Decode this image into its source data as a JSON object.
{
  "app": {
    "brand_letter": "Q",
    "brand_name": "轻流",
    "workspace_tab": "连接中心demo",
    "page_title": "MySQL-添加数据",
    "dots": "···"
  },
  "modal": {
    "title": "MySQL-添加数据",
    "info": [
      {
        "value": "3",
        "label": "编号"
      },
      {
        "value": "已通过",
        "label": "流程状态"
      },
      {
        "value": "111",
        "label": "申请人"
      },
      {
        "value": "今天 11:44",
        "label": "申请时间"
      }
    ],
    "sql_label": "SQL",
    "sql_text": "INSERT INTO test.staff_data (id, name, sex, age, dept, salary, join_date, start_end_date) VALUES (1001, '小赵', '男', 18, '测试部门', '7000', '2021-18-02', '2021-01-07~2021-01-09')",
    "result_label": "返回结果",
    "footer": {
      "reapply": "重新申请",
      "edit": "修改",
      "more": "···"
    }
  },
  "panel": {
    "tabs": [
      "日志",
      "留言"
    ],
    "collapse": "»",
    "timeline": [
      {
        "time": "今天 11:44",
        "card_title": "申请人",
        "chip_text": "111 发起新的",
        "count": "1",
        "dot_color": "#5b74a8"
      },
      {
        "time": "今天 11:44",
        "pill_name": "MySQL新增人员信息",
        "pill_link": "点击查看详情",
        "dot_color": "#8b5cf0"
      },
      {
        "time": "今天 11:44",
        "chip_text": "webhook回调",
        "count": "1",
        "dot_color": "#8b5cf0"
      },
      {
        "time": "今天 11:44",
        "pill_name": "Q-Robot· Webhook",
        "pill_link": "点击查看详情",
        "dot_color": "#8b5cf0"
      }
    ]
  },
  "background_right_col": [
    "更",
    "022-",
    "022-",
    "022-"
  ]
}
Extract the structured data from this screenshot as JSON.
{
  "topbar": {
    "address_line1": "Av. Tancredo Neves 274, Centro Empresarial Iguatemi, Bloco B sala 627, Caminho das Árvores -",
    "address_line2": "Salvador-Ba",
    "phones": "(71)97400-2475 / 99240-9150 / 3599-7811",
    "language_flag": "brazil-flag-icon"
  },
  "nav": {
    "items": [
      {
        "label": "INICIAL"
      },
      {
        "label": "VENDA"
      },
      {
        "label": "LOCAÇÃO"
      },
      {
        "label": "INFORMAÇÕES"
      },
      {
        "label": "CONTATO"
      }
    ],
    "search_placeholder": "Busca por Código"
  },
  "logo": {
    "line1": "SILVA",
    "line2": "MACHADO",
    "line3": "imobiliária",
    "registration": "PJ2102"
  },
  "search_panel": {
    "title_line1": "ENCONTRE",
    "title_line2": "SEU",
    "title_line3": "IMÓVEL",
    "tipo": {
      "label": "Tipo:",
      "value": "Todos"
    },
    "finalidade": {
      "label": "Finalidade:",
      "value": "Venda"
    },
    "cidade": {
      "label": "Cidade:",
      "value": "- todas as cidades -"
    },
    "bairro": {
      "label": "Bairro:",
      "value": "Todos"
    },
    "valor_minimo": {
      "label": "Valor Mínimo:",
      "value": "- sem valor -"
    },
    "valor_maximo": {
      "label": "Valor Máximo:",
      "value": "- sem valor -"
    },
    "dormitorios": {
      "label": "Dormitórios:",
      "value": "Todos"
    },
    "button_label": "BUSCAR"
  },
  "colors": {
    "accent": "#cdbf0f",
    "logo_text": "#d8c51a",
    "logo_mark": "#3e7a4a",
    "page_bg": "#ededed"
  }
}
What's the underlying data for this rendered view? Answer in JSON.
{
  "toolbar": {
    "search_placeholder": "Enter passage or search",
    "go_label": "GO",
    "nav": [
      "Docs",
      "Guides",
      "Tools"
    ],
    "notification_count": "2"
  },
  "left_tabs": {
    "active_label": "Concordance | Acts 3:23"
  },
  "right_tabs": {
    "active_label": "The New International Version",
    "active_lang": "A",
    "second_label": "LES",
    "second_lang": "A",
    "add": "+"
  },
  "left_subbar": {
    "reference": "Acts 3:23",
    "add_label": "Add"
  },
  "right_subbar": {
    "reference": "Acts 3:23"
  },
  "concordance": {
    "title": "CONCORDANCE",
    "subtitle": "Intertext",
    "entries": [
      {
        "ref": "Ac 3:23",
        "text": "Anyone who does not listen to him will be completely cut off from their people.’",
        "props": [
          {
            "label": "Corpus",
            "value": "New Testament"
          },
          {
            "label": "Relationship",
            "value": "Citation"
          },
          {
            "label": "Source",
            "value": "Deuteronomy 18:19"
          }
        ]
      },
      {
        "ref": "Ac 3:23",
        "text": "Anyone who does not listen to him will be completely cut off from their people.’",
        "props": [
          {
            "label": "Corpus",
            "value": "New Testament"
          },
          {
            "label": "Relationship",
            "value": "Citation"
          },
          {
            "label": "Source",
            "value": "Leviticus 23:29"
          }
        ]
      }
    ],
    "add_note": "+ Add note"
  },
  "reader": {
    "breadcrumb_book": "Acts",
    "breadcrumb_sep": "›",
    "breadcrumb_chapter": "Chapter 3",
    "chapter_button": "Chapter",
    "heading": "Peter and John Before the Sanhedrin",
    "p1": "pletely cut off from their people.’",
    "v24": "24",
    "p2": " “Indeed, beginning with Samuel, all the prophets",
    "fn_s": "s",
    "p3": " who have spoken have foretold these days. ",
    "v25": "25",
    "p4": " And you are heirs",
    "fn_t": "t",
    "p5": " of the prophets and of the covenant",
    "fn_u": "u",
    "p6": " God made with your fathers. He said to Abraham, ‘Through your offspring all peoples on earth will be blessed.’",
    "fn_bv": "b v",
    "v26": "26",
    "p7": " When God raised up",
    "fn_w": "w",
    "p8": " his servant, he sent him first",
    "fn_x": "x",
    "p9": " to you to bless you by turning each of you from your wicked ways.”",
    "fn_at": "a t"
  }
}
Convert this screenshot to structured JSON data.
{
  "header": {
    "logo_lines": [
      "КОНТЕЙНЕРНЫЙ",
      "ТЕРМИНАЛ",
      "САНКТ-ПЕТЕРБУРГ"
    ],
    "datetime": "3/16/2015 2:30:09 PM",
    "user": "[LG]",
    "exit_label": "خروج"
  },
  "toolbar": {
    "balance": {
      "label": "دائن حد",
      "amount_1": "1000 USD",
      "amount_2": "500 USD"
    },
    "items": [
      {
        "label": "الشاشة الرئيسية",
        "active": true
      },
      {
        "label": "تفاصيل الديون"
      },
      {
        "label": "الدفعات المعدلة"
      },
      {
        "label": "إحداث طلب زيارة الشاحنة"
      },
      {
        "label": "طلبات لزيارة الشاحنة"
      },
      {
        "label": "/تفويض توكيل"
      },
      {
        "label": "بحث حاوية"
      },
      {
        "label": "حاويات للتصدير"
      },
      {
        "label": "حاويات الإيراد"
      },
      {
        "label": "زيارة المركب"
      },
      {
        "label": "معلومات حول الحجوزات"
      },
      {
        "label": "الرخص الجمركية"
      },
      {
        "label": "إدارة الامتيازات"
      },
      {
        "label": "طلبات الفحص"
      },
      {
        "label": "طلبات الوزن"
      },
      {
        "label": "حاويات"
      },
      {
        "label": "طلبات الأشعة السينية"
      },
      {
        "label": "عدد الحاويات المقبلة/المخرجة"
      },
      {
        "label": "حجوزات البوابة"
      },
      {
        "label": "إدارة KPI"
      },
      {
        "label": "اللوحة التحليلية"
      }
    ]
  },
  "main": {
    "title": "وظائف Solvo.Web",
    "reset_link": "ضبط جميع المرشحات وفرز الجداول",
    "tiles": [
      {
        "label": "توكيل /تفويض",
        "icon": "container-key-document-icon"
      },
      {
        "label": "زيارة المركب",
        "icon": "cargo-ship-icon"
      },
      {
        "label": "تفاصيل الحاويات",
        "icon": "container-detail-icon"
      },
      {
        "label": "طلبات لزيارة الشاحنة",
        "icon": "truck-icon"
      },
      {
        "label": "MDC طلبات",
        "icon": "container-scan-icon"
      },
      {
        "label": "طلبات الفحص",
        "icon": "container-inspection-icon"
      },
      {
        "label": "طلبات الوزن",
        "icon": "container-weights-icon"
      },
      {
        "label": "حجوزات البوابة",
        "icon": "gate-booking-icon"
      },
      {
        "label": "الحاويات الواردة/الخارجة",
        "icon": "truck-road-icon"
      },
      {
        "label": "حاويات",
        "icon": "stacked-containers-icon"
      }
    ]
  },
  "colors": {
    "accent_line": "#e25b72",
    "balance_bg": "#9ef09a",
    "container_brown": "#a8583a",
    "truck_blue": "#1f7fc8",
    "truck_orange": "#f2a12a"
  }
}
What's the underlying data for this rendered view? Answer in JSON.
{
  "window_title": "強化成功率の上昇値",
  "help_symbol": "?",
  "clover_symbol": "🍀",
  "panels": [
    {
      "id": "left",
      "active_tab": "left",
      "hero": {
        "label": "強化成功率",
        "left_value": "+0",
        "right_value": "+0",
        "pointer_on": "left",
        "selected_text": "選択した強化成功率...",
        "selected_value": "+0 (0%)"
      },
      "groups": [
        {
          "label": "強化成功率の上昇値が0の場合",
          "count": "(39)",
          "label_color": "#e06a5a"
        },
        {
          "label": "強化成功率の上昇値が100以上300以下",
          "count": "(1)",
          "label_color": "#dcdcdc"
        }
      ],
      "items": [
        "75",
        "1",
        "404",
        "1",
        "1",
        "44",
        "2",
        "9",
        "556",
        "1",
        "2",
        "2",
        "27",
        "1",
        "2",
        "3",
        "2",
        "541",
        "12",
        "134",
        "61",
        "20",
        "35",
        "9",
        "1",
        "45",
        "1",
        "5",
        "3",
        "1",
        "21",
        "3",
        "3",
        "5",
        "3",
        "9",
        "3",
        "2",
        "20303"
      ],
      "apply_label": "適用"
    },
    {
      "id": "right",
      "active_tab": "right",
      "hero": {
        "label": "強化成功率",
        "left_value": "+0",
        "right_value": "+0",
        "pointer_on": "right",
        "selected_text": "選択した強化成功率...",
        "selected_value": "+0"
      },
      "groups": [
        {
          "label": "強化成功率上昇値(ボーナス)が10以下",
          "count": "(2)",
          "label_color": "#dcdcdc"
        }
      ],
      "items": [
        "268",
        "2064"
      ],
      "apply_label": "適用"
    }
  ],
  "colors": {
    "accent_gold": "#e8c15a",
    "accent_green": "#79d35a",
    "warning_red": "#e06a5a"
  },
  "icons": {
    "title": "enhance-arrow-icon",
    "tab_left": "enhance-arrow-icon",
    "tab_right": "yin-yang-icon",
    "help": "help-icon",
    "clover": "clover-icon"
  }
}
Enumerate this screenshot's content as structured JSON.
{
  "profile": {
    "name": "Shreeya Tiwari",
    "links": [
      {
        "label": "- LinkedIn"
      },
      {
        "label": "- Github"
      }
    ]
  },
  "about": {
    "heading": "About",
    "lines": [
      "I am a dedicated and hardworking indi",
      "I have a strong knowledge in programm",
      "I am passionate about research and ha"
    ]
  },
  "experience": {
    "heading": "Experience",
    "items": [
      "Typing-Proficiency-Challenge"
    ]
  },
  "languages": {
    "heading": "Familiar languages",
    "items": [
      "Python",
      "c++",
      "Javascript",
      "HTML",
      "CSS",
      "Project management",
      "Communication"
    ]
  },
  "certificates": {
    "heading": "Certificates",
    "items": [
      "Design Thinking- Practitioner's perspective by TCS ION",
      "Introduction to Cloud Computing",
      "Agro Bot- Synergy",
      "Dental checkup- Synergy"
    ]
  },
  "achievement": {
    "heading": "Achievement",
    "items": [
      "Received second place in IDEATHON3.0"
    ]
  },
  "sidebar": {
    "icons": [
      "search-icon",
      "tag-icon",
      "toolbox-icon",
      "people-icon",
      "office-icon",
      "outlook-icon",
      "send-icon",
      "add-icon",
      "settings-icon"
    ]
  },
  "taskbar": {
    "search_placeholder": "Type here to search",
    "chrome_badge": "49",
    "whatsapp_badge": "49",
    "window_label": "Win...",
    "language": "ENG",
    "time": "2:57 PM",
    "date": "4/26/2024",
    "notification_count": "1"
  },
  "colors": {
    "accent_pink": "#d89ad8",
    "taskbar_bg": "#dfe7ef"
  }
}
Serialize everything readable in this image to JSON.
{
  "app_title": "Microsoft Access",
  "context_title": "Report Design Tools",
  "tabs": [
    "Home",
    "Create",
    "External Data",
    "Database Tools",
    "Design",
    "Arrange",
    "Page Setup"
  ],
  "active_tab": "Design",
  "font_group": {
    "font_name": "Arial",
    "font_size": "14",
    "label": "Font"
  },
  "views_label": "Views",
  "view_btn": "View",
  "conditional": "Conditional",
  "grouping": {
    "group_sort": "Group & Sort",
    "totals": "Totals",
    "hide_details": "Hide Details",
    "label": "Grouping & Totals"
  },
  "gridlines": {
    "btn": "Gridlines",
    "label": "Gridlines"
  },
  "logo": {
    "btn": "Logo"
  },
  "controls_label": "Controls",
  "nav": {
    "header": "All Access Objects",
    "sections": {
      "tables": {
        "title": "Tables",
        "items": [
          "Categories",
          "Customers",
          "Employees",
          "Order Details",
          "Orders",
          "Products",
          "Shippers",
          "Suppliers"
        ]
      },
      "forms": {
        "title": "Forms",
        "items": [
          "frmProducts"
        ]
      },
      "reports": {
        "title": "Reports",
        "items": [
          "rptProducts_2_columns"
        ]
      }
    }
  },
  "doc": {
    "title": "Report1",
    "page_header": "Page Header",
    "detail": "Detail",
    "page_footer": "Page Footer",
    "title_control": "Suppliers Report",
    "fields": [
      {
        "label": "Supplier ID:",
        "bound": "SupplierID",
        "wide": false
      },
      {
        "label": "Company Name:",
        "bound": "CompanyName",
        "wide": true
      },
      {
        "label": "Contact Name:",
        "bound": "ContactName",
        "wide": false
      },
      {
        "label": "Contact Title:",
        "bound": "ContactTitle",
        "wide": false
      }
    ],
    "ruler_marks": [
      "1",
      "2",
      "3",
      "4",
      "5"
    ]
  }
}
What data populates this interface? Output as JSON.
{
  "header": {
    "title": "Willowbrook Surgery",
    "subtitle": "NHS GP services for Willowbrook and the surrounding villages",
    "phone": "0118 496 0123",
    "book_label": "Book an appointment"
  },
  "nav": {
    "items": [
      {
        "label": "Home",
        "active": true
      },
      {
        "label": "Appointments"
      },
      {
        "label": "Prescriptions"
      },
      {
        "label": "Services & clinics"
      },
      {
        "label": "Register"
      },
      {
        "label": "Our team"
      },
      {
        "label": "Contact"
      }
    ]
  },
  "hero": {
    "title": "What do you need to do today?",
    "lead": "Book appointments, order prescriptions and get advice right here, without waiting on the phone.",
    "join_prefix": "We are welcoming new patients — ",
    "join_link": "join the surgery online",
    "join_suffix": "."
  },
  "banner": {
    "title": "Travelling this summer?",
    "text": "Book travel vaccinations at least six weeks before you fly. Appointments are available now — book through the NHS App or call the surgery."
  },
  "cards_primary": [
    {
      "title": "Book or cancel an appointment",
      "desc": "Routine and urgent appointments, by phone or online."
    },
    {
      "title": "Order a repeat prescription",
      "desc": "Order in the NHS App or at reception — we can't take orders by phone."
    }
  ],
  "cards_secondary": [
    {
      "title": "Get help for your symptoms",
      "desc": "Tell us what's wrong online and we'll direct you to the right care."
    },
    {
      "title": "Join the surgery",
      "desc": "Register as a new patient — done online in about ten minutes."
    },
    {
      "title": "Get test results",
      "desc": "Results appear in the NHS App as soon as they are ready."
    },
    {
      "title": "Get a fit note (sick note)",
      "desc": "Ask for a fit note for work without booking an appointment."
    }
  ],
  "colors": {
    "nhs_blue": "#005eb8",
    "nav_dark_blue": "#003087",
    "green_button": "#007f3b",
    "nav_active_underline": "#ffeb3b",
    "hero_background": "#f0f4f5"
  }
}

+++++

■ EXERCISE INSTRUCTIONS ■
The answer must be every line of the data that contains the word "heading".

■ EXERCISE ANSWER ■
    "heading": "Peter and John Before the Sanhedrin",
    "heading": "About",
    "heading": "Experience",
    "heading": "Familiar languages",
    "heading": "Certificates",
    "heading": "Achievement",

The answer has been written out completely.